In Ukraine, my wife and I witnessed this first hand on a much smaller scale, and were even chastised by U.S. government officials when we cautiously asked if money could be steered away from a known corrupt local. There is no doubt that good people exist who are doing good aid work, but it turns out it's really hard to know who they are. And that's not even trying to factor in unintended consequences of good acts.
Earlier this year, Singer published yet another book on this subject: The Most Good You Can Do. When University of Chicago Law School professor Eric Posner reviewed the book for Slate Magazine, he concluded:
"So what’s an effective altruist to do? The utilitarian imperative to search out and help the people with the highest marginal utility of money around the world is in conflict with our limited knowledge about foreign cultures, which makes it difficult for us to figure out what the worst-off people really need. For this reason, donations to Little League and other local institutions you are familiar with may not be a bad idea. The most good you can do may turn out to be—not much."
For all his talk, Singer only settles on recommending a standard of giving of "at least 1% of net income", which truly isn't very much. So sifting through these arguments back and forth, we find that things aren't so clear as rowing a boat over to pluck a drowning woman from the sea. This week's thought experiment is therefore a very weak analogy. Our path forward in trying to find solutions to a very complex problem should, as is often the case, take a clue from evolution by tinkering around the edges with small scale trial and error processes as we work towards the admittedly obvious goal of increasing human flourishing everywhere.
In the FAQs for Bridging the Is-Ought Divide, I wrote a little bit about this that I think still stands. I said:
Q. Does this concern for all of life mean we can’t enjoy many of the things that make us human? Singer already tells us we should morally give all our spare money to other poor people across the globe. Do we have to do the same for birds and flies and plants and bacteria now too?
A. Singer stated that we should have “equal concern for all human beings” but that lead him to conclusions about charity and largesse that were out of touch with our actual moral urges. While all human beings originally have equal standing for claims, especially from the point of view of the veil of ignorance, the actual force of their claims on us is variable depending on many things such as our ability to satisfy their claims, their reputation from prior actions, or their possibility of reciprocating aid over repeated interactions in the future.

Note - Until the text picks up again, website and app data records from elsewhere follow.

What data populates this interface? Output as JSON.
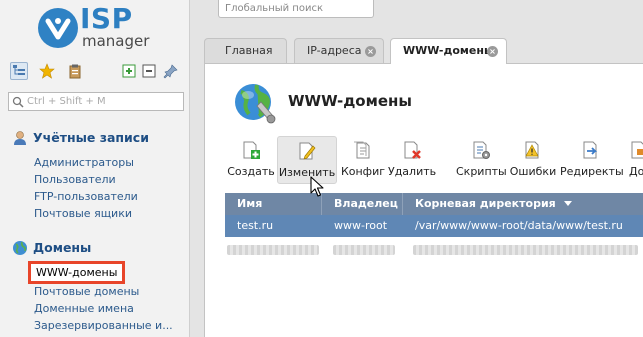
{
  "brand": {
    "name": "ISP",
    "product": "manager"
  },
  "search": {
    "placeholder": "Глобальный поиск"
  },
  "filter": {
    "placeholder": "Ctrl + Shift + M"
  },
  "tabs": [
    {
      "label": "Главная",
      "closable": false,
      "active": false
    },
    {
      "label": "IP-адреса",
      "closable": true,
      "active": false
    },
    {
      "label": "WWW-домены",
      "closable": true,
      "active": true
    }
  ],
  "sidebar": {
    "sections": [
      {
        "title": "Учётные записи",
        "icon": "user-accounts-icon",
        "items": [
          "Администраторы",
          "Пользователи",
          "FTP-пользователи",
          "Почтовые ящики"
        ]
      },
      {
        "title": "Домены",
        "icon": "globe-icon",
        "items": [
          "WWW-домены",
          "Почтовые домены",
          "Доменные имена",
          "Зарезервированные и..."
        ],
        "selected_index": 0
      }
    ]
  },
  "page": {
    "title": "WWW-домены"
  },
  "toolbar": {
    "buttons": [
      {
        "label": "Создать",
        "icon": "create-icon"
      },
      {
        "label": "Изменить",
        "icon": "edit-icon",
        "hovered": true
      },
      {
        "label": "Конфиг",
        "icon": "config-icon"
      },
      {
        "label": "Удалить",
        "icon": "delete-icon"
      },
      {
        "label": "Скрипты",
        "icon": "scripts-icon"
      },
      {
        "label": "Ошибки",
        "icon": "errors-icon"
      },
      {
        "label": "Редиректы",
        "icon": "redirects-icon"
      },
      {
        "label": "До",
        "icon": "more-icon"
      }
    ]
  },
  "table": {
    "columns": [
      "Имя",
      "Владелец",
      "Корневая директория"
    ],
    "sort_column": 2,
    "rows": [
      {
        "name": "test.ru",
        "owner": "www-root",
        "root": "/var/www/www-root/data/www/test.ru",
        "selected": true
      }
    ]
  },
  "colors": {
    "accent": "#2d7fc1",
    "header": "#6f87a5",
    "selected_row": "#5f87b5",
    "highlight_box": "#e8452a"
  }
}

Moral concerns are a force that behaves somewhat like gravity with stronger pulls by larger bodies at close distances often overshadowing the background tugs of fainter objects far away. As long as we remain sensitive to the possibility that the collection of those tugs from fainter objects may occasionally outweigh those from more obvious sources, then there is no reason we can’t enjoy many of the localized concerns that make us human.
But what do you think? Do you agree with the argument that only giving 1% is enough to make us human?